COVID-19 and public rights of way

Advice for people using public rights of way

  • Keep at least two metres away from any other people including other path users, farm workers or landowners.
  • Leave gates as you find them; some farmers and landowners may leave gates open deliberately or tie them open to avoid the need for path users to touch the gate.
  • Wash your hands when you return home.
  • Stay on paths and keep dogs on a lead around livestock (they may also be rearing young) and away from other people or dogs.
  • Cyclists and horse riders are only legally allowed on public bridleways, so should not use public footpaths. By law cyclists must give way to all other users. To help you, bridleways are marked with blue arrows and footpaths with yellow arrows to mark the route through the countryside.
  • Follow¬†The Countryside Code.

If you encounter a problem when using the path network then please report it to us by filling in our online form.

Advice for landowners

We're aware that landowners could have concerns about the use of public right of way which run through gardens, farmyards and schools is increasing the risk of exposure to coronavirus for residents and farm workers.

The risk of the coronavirus being passed on by people using public rights of way and other paths and trails is considered to be very low as long as people maintain social distancing.

Closing public rights of way

Unless the government changes the law, you cannot close any pubic right of way or any part of the highway network through your land. If you do it could be a criminal offence and enforcement action can be taken.

What you can do

In very limited circumstances where large numbers of people are using public rights of way, landowners may:
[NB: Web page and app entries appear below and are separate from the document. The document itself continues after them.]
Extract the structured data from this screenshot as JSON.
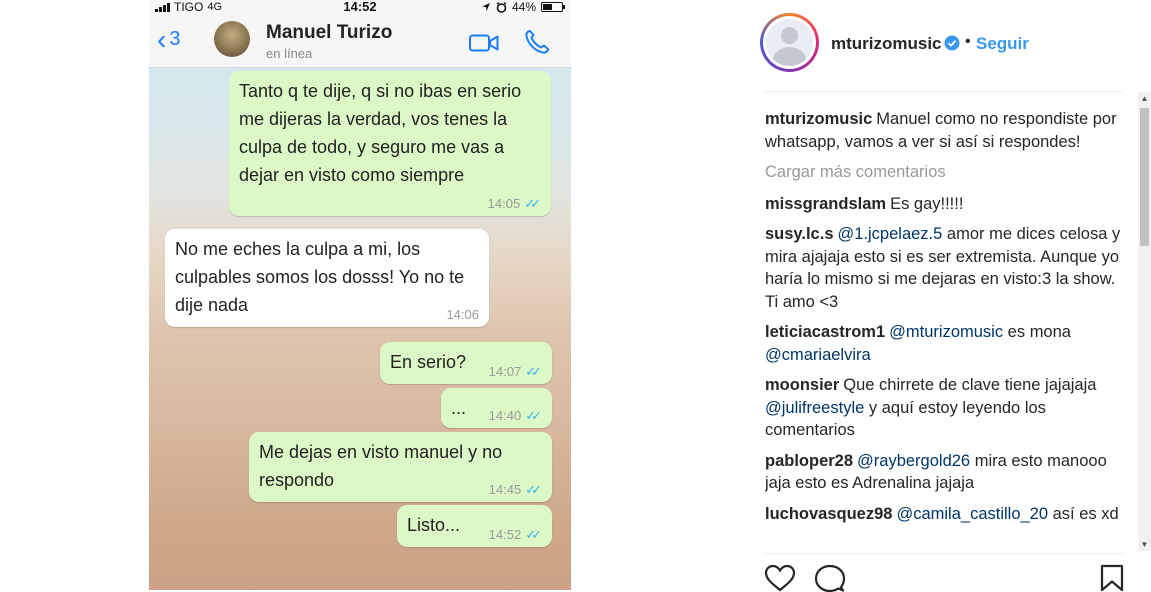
{
  "phone": {
    "carrier": "TIGO",
    "network": "4G",
    "time": "14:52",
    "battery": "44%",
    "back_count": "3",
    "contact_name": "Manuel Turizo",
    "contact_status": "en línea"
  },
  "messages": [
    {
      "text": "Tanto q te dije, q si no ibas en serio me dijeras la verdad, vos tenes la culpa de todo, y seguro me vas a dejar en visto como siempre",
      "time": "14:05",
      "direction": "out",
      "read": true
    },
    {
      "text": "No me eches la culpa a mi, los culpables somos los dosss! Yo no te dije nada",
      "time": "14:06",
      "direction": "in",
      "read": false
    },
    {
      "text": "En serio?",
      "time": "14:07",
      "direction": "out",
      "read": true
    },
    {
      "text": "...",
      "time": "14:40",
      "direction": "out",
      "read": true
    },
    {
      "text": "Me dejas en visto manuel y no respondo",
      "time": "14:45",
      "direction": "out",
      "read": true
    },
    {
      "text": "Listo...",
      "time": "14:52",
      "direction": "out",
      "read": true
    }
  ],
  "instagram": {
    "username": "mturizomusic",
    "separator": "•",
    "follow_label": "Seguir",
    "caption_user": "mturizomusic",
    "caption_text": "Manuel como no respondiste por whatsapp, vamos a ver si así si respondes!",
    "load_more": "Cargar más comentarios",
    "comments": [
      {
        "user": "missgrandslam",
        "parts": [
          {
            "t": "Es gay!!!!!",
            "m": false
          }
        ]
      },
      {
        "user": "susy.lc.s",
        "parts": [
          {
            "t": "@1.jcpelaez.5",
            "m": true
          },
          {
            "t": " amor me dices celosa y mira ajajaja esto si es ser extremista. Aunque yo haría lo mismo si me dejaras en visto:3 la show. Ti amo <3",
            "m": false
          }
        ]
      },
      {
        "user": "leticiacastrom1",
        "parts": [
          {
            "t": "@mturizomusic",
            "m": true
          },
          {
            "t": " es mona ",
            "m": false
          },
          {
            "t": "@cmariaelvira",
            "m": true
          }
        ]
      },
      {
        "user": "moonsier",
        "parts": [
          {
            "t": "Que chirrete de clave tiene jajajaja ",
            "m": false
          },
          {
            "t": "@julifreestyle",
            "m": true
          },
          {
            "t": " y aquí estoy leyendo los comentarios",
            "m": false
          }
        ]
      },
      {
        "user": "pabloper28",
        "parts": [
          {
            "t": "@raybergold26",
            "m": true
          },
          {
            "t": " mira esto manooo jaja esto es Adrenalina jajaja",
            "m": false
          }
        ]
      },
      {
        "user": "luchovasquez98",
        "parts": [
          {
            "t": "@camila_castillo_20",
            "m": true
          },
          {
            "t": " así es xd",
            "m": false
          }
        ]
      }
    ],
    "colors": {
      "accent": "#3897f0",
      "mention": "#003569",
      "muted": "#999999",
      "text": "#262626"
    }
  },
  "icons": [
    "signal-icon",
    "location-arrow-icon",
    "alarm-icon",
    "battery-icon",
    "back-chevron-icon",
    "video-call-icon",
    "phone-call-icon",
    "read-ticks-icon",
    "verified-badge-icon",
    "heart-icon",
    "comment-icon",
    "bookmark-icon"
  ]
}
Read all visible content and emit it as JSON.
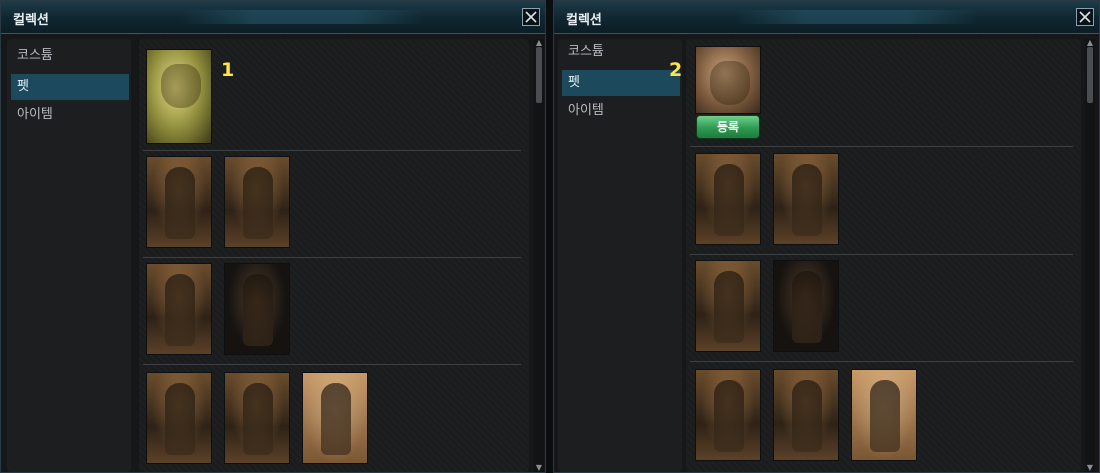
{
  "windows": [
    {
      "title": "컬렉션",
      "sidebar": {
        "items": [
          "코스튬",
          "펫",
          "아이템"
        ],
        "active_index": 1
      },
      "marker": "1",
      "register_button": ""
    },
    {
      "title": "컬렉션",
      "sidebar": {
        "items": [
          "코스튬",
          "펫",
          "아이템"
        ],
        "active_index": 1
      },
      "marker": "2",
      "register_button": "등록"
    }
  ],
  "icons": {
    "close": "close-icon",
    "scroll_up": "chevron-up-icon",
    "scroll_down": "chevron-down-icon"
  },
  "colors": {
    "active_tab": "#1c4a5c",
    "marker": "#ffe54a",
    "register_button": "#2e9a52"
  }
}
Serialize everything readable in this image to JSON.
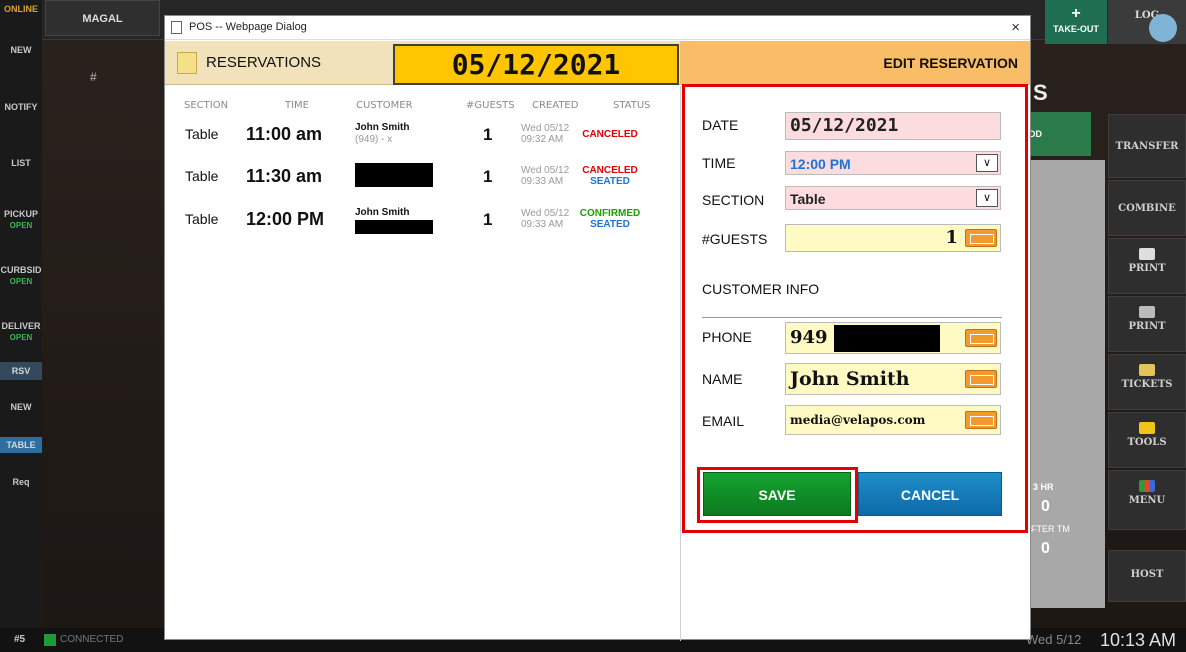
{
  "background": {
    "left_nav": [
      {
        "label": "ONLINE"
      },
      {
        "label": "NEW"
      },
      {
        "label": "NOTIFY"
      },
      {
        "label": "LIST"
      },
      {
        "label": "PICKUP",
        "sub": "OPEN"
      },
      {
        "label": "CURBSID",
        "sub": "OPEN"
      },
      {
        "label": "DELIVER",
        "sub": "OPEN"
      },
      {
        "label": "RSV"
      },
      {
        "label": "NEW"
      },
      {
        "label": "TABLE"
      },
      {
        "label": "Req"
      }
    ],
    "magal_label": "MAGAL",
    "hash_label": "#",
    "takeout_label": "TAKE-OUT",
    "logout_label": "LOG",
    "add_label": "DD",
    "right_buttons": [
      "TRANSFER",
      "COMBINE",
      "PRINT",
      "PRINT",
      "TICKETS",
      "TOOLS",
      "MENU",
      "HOST"
    ],
    "stats": {
      "three_hr_label": "3 HR",
      "three_hr_value": "0",
      "after_tm_label": "AFTER TM",
      "after_tm_value": "0"
    },
    "status": {
      "station": "#5",
      "connection": "CONNECTED",
      "date": "Wed 5/12",
      "time": "10:13 AM"
    }
  },
  "dialog": {
    "title": "POS -- Webpage Dialog",
    "close": "×",
    "reservations_label": "RESERVATIONS",
    "selected_date": "05/12/2021",
    "edit_label": "EDIT RESERVATION",
    "columns": [
      "SECTION",
      "TIME",
      "CUSTOMER",
      "#GUESTS",
      "CREATED",
      "STATUS"
    ],
    "rows": [
      {
        "section": "Table",
        "time": "11:00 am",
        "customer": "John Smith",
        "phone": "(949) - x",
        "guests": "1",
        "created_day": "Wed 05/12",
        "created_time": "09:32 AM",
        "status1": "CANCELED",
        "status2": ""
      },
      {
        "section": "Table",
        "time": "11:30 am",
        "customer": "",
        "phone": "",
        "guests": "1",
        "created_day": "Wed 05/12",
        "created_time": "09:33 AM",
        "status1": "CANCELED",
        "status2": "SEATED"
      },
      {
        "section": "Table",
        "time": "12:00 PM",
        "customer": "John Smith",
        "phone": "",
        "guests": "1",
        "created_day": "Wed 05/12",
        "created_time": "09:33 AM",
        "status1": "CONFIRMED",
        "status2": "SEATED"
      }
    ],
    "form": {
      "date_label": "DATE",
      "date_value": "05/12/2021",
      "time_label": "TIME",
      "time_value": "12:00 PM",
      "section_label": "SECTION",
      "section_value": "Table",
      "guests_label": "#GUESTS",
      "guests_value": "1",
      "customer_info_label": "CUSTOMER INFO",
      "phone_label": "PHONE",
      "phone_value": "949",
      "name_label": "NAME",
      "name_value": "John Smith",
      "email_label": "EMAIL",
      "email_value": "media@velapos.com",
      "save_label": "SAVE",
      "cancel_label": "CANCEL"
    }
  },
  "colors": {
    "canceled": "#e00000",
    "confirmed": "#1aa000",
    "seated": "#1e73d6",
    "highlight": "#e50000"
  }
}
  • tie gates open if it's safe to do so, so that walkers do not need to touch the gate.
  • display temporary polite notices that encourage users to respect local residents and workers by following social distancing guidelines and consider using other public rights of way that do not pass through gardens, farmyards or schools. Signs should be advisory and not act as a deterrent to legitimate usage of the path network. A notice must not imply that there is any doubt about the use of the existing right of way. We've produced a safety information notice which you can download and print yourself.
  • offer a temporary alternative route around gardens and farmyards only where it is safe to do so for users and livestock and permission has been gained from relevant landowners. The original right of way must remain open and available so users with differing abilities have a choice. Landowners will need to notify our public rights of way team by filling in our online form that they're providing a safe alternative route to help protect themselves from safety or legal issues as a result. We've produced a notice for temporary alternative routes which you can download and print yourself.

These temporary measures must be lifted when social distancing measures are relaxed.

Further information can be found in our advice to landowners letter.